3. Make sure you get a full disclosure of all costs or fees connected with the service. As a client, you have a right to receive an "informed consent" document. This document should list the credentials of the service provider (including any licenses or certifications), the procedures and/or treatments they will use, other sources where you could receive assistance, their fees for services, and a statement regarding confidentiality. (Note that in most states if you are part of a legal proceeding, the coach can be called to testify about your meetings.) You should review this form and it should be signed by both you and the coach.
4. Even if your coach also has a counseling or psychology license, they will likely refer you to another mental health practitioner if you require services for a mental health issue. Coaching is not therapy, and practitioners need to distinguish their clients and their practices. Coaching can be particularly powerful when offered in conjunction with psychological services, for instance, in the case of someone being treated for an anxiety disorder related to their job search by a mental health practitioner while at the same time receiving concrete job-search techniques from their coach.
5. Ask for client references—not just testimonials posted on a website. Because this is career coaching and not therapy, the coach should have a few clients who are willing to speak about the value of their services without concerns for confidentiality.
6. Ask what their coaching philosophy is. What knowledge base, theories or approaches do they use? If they state a particular theory, ask what training or education they have received in that approach. Good coaches will be able to tell you their coaching philosophy and how they have developed it through their training and experience.
7. Ask about their scope of practice—do they generally work with individuals with your particular situation? Although many career issues are common to all job-seekers, different groups will experience different challenges. A coach who mostly serves college students, for example, may not be the best coach for someone trying to plan their retirement.
8. As with any other business or service, check the name of the coach or their business name with the Better Business Bureau to see if any complaints have been filed and the outcome of those complaints.

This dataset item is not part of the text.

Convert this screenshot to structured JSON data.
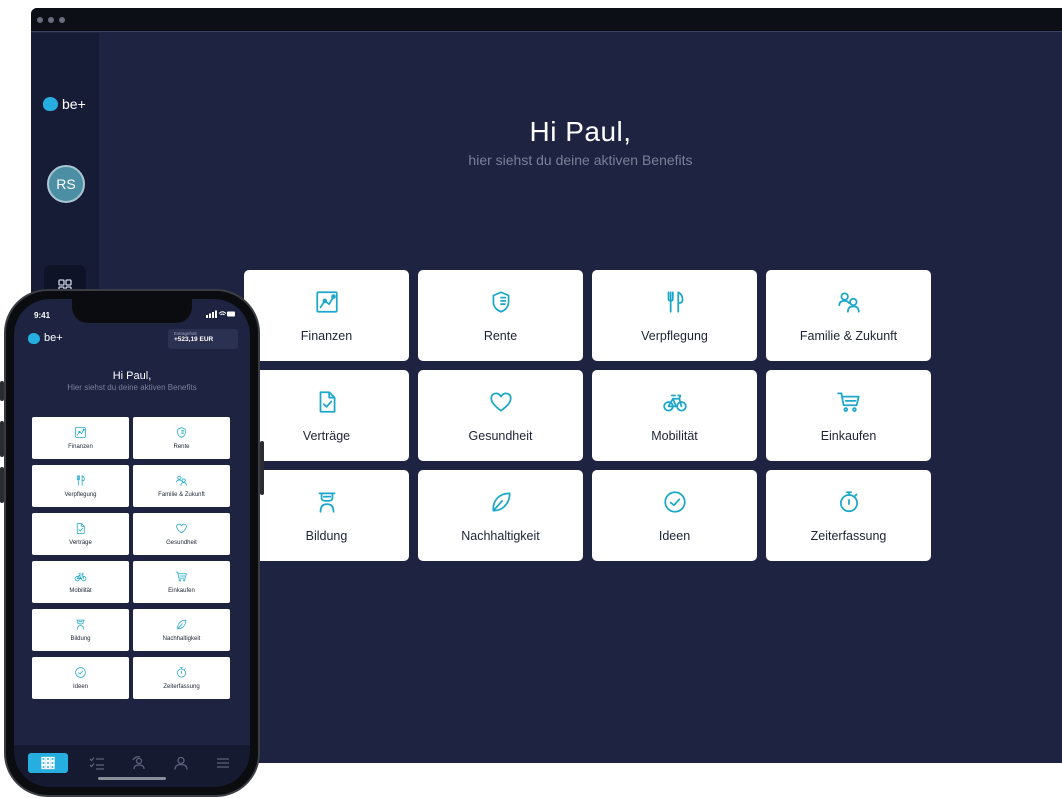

9. Ask if you can have one appointment (maybe at a reduced rate?) before signing up for services. Determine if you enjoy speaking with this person and if they have services you would find helpful. Some coaches offer package deals, such as "5 sessions for $___ ." Determine for yourself if you need that many sessions, or if one or two sessions are enough. Find out the fees for additional sessions if you go beyond the package price.
10. Once you've found a great career coach take full advantage of their knowledge and services. Make a commitment to be an active participant in the process—not just a passive recipient of their information. Show up for your appointments with questions, issues, ideas, etc. If you're given homework assignments, do them. Bottom line: career coaching can provide valuable assistance to your job search, but in the end, YOU will get the job.
Copyright 2011 Katharine Brooks. All rights reserved.